Looking into data on grocery retail patterns during Covid, the FTC found that profits of grocery retailers “rose and remained elevated” overall, with food and drink retailers’ revenue being more than 6% higher than total costs in 2021.

The regulators also found these profits were higher again in the first three quarters of 2023, with revenue sitting 7% higher than total costs for the year.

The profits “warrant further consideration by the Commission and policymakers”, said the FTC, specifically as the data analyzed could not show whether companies increased prices of products “by more or less than their input cost increases”.

Responding to the findings in a statement, FTC Commissioner Rebecca Kelly Slaughter said: “The study found some indications that higher prices at the grocery store, which continued after the worst of the pandemic supply chain disruptions were resolved, were not simply mirroring the higher costs retailers faced, but actually may be reflective of higher profits for those retailers.

“Since the study found that some aspects of the supply chain disruptions we faced during the pandemic may have been harmful to competition, the indications that may have increased during the same time and remained high may be further indications that consumers are not benefiting from competitive markets in the ways they should when they do their grocery shopping.”

The FTC also found larger grocers were more likely to put “strict delivery requirements” in place for upstream suppliers and impose fines on those that did not comply. Walmart was one such example, imposing delivery requirements that continued to be tightened throughout the pandemic.

It also recorded several instances where “suppliers preferentially allocated product
to the purchasers threatening to fine them, which may have affected competition between the companies that threatened these fines and those that did not”.

The pandemic also encouraged some retailers to “diversify their supplier base”, specifically when it comes to own-label products.
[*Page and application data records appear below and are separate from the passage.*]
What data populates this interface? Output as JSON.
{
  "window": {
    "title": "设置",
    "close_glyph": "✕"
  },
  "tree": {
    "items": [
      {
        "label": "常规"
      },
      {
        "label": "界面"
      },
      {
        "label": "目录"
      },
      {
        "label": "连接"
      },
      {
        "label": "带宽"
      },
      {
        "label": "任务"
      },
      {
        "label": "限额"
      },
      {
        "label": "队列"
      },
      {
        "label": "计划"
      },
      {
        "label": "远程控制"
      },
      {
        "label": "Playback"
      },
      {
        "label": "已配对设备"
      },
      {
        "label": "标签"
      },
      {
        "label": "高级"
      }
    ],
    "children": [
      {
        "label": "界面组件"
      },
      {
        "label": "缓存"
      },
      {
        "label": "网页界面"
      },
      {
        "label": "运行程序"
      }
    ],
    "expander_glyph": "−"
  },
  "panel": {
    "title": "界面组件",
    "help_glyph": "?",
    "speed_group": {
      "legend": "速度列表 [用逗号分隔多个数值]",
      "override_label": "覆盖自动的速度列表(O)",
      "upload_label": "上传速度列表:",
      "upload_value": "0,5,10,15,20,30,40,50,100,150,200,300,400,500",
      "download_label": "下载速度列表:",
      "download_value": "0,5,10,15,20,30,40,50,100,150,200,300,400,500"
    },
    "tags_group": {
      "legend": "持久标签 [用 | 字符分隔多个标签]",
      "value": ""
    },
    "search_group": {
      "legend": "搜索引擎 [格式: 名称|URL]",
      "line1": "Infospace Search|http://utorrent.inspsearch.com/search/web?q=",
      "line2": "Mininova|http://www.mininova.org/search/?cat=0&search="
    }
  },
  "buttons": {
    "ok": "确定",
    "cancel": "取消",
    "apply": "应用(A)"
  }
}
In turn, this led to some larger companies “exploring whether to build or acquire manufacturing capacity to reduce their exposure to concentrated markets,” the FTC said.

As a result, this left any “remaining buyers worse off”, as the competition became more concentrated, “if those large customers buy one of the few remaining
producers rather than building that capability from scratch”.

The pandemic also significantly reduced the level of trade promotions (eg in-store via product placement, shelf space or advertising), paid for by suppliers.

Some retailers were more dependent on these promotional payments than others, the FTC said, which “made it harder for them to compete with rivals that used different pricing strategies”, and made it easier for other firms to further “entrench their dominance” in the markets.